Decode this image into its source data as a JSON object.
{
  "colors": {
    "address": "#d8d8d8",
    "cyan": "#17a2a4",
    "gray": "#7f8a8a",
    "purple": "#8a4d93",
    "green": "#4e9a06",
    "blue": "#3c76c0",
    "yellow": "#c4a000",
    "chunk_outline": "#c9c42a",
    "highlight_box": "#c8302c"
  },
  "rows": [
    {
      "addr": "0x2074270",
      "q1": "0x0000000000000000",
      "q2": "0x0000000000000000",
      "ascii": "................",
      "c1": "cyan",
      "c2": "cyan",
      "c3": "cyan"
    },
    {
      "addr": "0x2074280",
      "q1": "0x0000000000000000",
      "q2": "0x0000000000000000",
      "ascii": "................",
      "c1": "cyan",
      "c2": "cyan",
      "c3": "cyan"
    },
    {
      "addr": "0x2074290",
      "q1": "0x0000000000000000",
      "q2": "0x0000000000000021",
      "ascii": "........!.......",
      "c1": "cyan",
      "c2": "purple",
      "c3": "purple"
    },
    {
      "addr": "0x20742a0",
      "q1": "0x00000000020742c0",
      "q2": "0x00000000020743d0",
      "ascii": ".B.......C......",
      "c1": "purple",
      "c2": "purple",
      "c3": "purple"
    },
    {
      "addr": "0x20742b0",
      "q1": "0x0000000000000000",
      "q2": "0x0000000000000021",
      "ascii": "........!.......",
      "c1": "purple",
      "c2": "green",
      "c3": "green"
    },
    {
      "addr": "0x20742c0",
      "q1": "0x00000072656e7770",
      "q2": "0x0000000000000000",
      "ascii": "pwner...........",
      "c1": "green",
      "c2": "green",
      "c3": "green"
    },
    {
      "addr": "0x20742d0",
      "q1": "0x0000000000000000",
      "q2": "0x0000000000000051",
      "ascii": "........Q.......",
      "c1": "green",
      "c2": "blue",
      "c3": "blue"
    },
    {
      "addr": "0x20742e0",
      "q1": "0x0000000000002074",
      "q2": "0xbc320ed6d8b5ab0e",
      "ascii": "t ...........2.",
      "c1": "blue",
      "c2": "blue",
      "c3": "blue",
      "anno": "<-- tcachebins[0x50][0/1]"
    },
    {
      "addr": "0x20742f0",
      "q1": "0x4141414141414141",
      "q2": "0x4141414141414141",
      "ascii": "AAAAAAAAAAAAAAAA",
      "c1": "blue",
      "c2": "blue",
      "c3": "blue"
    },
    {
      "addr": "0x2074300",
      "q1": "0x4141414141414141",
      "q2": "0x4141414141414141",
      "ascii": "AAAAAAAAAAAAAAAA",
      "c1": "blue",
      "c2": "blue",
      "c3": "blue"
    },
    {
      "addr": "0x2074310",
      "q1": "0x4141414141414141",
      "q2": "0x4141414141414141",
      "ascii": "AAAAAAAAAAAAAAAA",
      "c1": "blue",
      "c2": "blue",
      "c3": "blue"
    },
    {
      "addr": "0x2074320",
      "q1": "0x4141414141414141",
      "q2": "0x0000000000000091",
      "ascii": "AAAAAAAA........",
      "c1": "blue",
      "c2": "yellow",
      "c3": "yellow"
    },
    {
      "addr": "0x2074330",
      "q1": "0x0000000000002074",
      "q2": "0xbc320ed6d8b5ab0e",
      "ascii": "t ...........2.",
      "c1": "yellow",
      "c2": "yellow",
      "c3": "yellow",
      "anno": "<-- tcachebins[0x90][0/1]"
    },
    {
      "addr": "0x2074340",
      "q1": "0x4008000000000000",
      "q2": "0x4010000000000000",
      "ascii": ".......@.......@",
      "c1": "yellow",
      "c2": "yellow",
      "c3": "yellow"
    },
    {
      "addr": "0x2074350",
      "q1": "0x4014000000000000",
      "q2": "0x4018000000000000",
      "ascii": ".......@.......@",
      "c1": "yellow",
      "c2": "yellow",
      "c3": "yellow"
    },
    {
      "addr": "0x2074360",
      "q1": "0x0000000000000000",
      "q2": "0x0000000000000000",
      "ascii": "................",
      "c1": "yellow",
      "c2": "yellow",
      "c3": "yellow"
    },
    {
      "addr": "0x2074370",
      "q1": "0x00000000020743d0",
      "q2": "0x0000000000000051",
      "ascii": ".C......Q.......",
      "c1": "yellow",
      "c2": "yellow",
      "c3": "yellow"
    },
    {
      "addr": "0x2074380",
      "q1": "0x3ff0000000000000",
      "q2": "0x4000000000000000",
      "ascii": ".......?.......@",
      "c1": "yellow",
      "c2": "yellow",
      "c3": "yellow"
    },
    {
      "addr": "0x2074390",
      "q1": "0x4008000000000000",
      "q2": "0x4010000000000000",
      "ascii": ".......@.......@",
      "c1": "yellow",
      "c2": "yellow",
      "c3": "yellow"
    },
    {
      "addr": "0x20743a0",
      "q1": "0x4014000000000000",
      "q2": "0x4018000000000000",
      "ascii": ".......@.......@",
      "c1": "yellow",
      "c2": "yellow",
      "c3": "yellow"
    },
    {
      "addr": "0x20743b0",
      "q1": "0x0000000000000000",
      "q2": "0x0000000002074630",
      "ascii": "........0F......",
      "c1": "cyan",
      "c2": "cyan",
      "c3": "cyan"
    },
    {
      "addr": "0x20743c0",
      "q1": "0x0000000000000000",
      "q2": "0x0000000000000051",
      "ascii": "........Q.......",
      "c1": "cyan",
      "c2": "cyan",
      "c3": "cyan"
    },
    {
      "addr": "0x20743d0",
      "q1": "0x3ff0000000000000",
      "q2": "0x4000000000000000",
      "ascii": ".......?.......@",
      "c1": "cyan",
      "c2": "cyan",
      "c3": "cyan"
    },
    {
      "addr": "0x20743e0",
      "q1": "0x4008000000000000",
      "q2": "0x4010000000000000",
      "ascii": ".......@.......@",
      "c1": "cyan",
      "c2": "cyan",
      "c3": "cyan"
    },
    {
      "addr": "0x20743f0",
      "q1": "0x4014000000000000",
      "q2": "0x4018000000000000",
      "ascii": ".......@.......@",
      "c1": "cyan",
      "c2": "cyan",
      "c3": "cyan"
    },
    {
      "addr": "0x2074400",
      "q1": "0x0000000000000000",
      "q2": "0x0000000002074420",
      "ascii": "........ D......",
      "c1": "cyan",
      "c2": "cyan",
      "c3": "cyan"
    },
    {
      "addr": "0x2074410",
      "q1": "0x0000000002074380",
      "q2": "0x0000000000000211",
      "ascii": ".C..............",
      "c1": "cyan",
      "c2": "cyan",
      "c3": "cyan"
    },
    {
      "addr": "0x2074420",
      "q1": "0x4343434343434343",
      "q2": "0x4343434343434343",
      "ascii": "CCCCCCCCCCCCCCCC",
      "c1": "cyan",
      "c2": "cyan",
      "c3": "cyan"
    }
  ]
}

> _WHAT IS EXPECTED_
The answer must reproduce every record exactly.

> _WRITTEN RESPONSE_
Decode this image into its source data as a JSON object.
{
  "colors": {
    "address": "#d8d8d8",
    "cyan": "#17a2a4",
    "gray": "#7f8a8a",
    "purple": "#8a4d93",
    "green": "#4e9a06",
    "blue": "#3c76c0",
    "yellow": "#c4a000",
    "chunk_outline": "#c9c42a",
    "highlight_box": "#c8302c"
  },
  "rows": [
    {
      "addr": "0x2074270",
      "q1": "0x0000000000000000",
      "q2": "0x0000000000000000",
      "ascii": "................",
      "c1": "cyan",
      "c2": "cyan",
      "c3": "cyan"
    },
    {
      "addr": "0x2074280",
      "q1": "0x0000000000000000",
      "q2": "0x0000000000000000",
      "ascii": "................",
      "c1": "cyan",
      "c2": "cyan",
      "c3": "cyan"
    },
    {
      "addr": "0x2074290",
      "q1": "0x0000000000000000",
      "q2": "0x0000000000000021",
      "ascii": "........!.......",
      "c1": "cyan",
      "c2": "purple",
      "c3": "purple"
    },
    {
      "addr": "0x20742a0",
      "q1": "0x00000000020742c0",
      "q2": "0x00000000020743d0",
      "ascii": ".B.......C......",
      "c1": "purple",
      "c2": "purple",
      "c3": "purple"
    },
    {
      "addr": "0x20742b0",
      "q1": "0x0000000000000000",
      "q2": "0x0000000000000021",
      "ascii": "........!.......",
      "c1": "purple",
      "c2": "green",
      "c3": "green"
    },
    {
      "addr": "0x20742c0",
      "q1": "0x00000072656e7770",
      "q2": "0x0000000000000000",
      "ascii": "pwner...........",
      "c1": "green",
      "c2": "green",
      "c3": "green"
    },
    {
      "addr": "0x20742d0",
      "q1": "0x0000000000000000",
      "q2": "0x0000000000000051",
      "ascii": "........Q.......",
      "c1": "green",
      "c2": "blue",
      "c3": "blue"
    },
    {
      "addr": "0x20742e0",
      "q1": "0x0000000000002074",
      "q2": "0xbc320ed6d8b5ab0e",
      "ascii": "t ...........2.",
      "c1": "blue",
      "c2": "blue",
      "c3": "blue",
      "anno": "<-- tcachebins[0x50][0/1]"
    },
    {
      "addr": "0x20742f0",
      "q1": "0x4141414141414141",
      "q2": "0x4141414141414141",
      "ascii": "AAAAAAAAAAAAAAAA",
      "c1": "blue",
      "c2": "blue",
      "c3": "blue"
    },
    {
      "addr": "0x2074300",
      "q1": "0x4141414141414141",
      "q2": "0x4141414141414141",
      "ascii": "AAAAAAAAAAAAAAAA",
      "c1": "blue",
      "c2": "blue",
      "c3": "blue"
    },
    {
      "addr": "0x2074310",
      "q1": "0x4141414141414141",
      "q2": "0x4141414141414141",
      "ascii": "AAAAAAAAAAAAAAAA",
      "c1": "blue",
      "c2": "blue",
      "c3": "blue"
    },
    {
      "addr": "0x2074320",
      "q1": "0x4141414141414141",
      "q2": "0x0000000000000091",
      "ascii": "AAAAAAAA........",
      "c1": "blue",
      "c2": "yellow",
      "c3": "yellow"
    },
    {
      "addr": "0x2074330",
      "q1": "0x0000000000002074",
      "q2": "0xbc320ed6d8b5ab0e",
      "ascii": "t ...........2.",
      "c1": "yellow",
      "c2": "yellow",
      "c3": "yellow",
      "anno": "<-- tcachebins[0x90][0/1]"
    },
    {
      "addr": "0x2074340",
      "q1": "0x4008000000000000",
      "q2": "0x4010000000000000",
      "ascii": ".......@.......@",
      "c1": "yellow",
      "c2": "yellow",
      "c3": "yellow"
    },
    {
      "addr": "0x2074350",
      "q1": "0x4014000000000000",
      "q2": "0x4018000000000000",
      "ascii": ".......@.......@",
      "c1": "yellow",
      "c2": "yellow",
      "c3": "yellow"
    },
    {
      "addr": "0x2074360",
      "q1": "0x0000000000000000",
      "q2": "0x0000000000000000",
      "ascii": "................",
      "c1": "yellow",
      "c2": "yellow",
      "c3": "yellow"
    },
    {
      "addr": "0x2074370",
      "q1": "0x00000000020743d0",
      "q2": "0x0000000000000051",
      "ascii": ".C......Q.......",
      "c1": "yellow",
      "c2": "yellow",
      "c3": "yellow"
    },
    {
      "addr": "0x2074380",
      "q1": "0x3ff0000000000000",
      "q2": "0x4000000000000000",
      "ascii": ".......?.......@",
      "c1": "yellow",
      "c2": "yellow",
      "c3": "yellow"
    },
    {
      "addr": "0x2074390",
      "q1": "0x4008000000000000",
      "q2": "0x4010000000000000",
      "ascii": ".......@.......@",
      "c1": "yellow",
      "c2": "yellow",
      "c3": "yellow"
    },
    {
      "addr": "0x20743a0",
      "q1": "0x4014000000000000",
      "q2": "0x4018000000000000",
      "ascii": ".......@.......@",
      "c1": "yellow",
      "c2": "yellow",
      "c3": "yellow"
    },
    {
      "addr": "0x20743b0",
      "q1": "0x0000000000000000",
      "q2": "0x0000000002074630",
      "ascii": "........0F......",
      "c1": "cyan",
      "c2": "cyan",
      "c3": "cyan"
    },
    {
      "addr": "0x20743c0",
      "q1": "0x0000000000000000",
      "q2": "0x0000000000000051",
      "ascii": "........Q.......",
      "c1": "cyan",
      "c2": "cyan",
      "c3": "cyan"
    },
    {
      "addr": "0x20743d0",
      "q1": "0x3ff0000000000000",
      "q2": "0x4000000000000000",
      "ascii": ".......?.......@",
      "c1": "cyan",
      "c2": "cyan",
      "c3": "cyan"
    },
    {
      "addr": "0x20743e0",
      "q1": "0x4008000000000000",
      "q2": "0x4010000000000000",
      "ascii": ".......@.......@",
      "c1": "cyan",
      "c2": "cyan",
      "c3": "cyan"
    },
    {
      "addr": "0x20743f0",
      "q1": "0x4014000000000000",
      "q2": "0x4018000000000000",
      "ascii": ".......@.......@",
      "c1": "cyan",
      "c2": "cyan",
      "c3": "cyan"
    },
    {
      "addr": "0x2074400",
      "q1": "0x0000000000000000",
      "q2": "0x0000000002074420",
      "ascii": "........ D......",
      "c1": "cyan",
      "c2": "cyan",
      "c3": "cyan"
    },
    {
      "addr": "0x2074410",
      "q1": "0x0000000002074380",
      "q2": "0x0000000000000211",
      "ascii": ".C..............",
      "c1": "cyan",
      "c2": "cyan",
      "c3": "cyan"
    },
    {
      "addr": "0x2074420",
      "q1": "0x4343434343434343",
      "q2": "0x4343434343434343",
      "ascii": "CCCCCCCCCCCCCCCC",
      "c1": "cyan",
      "c2": "cyan",
      "c3": "cyan"
    }
  ]
}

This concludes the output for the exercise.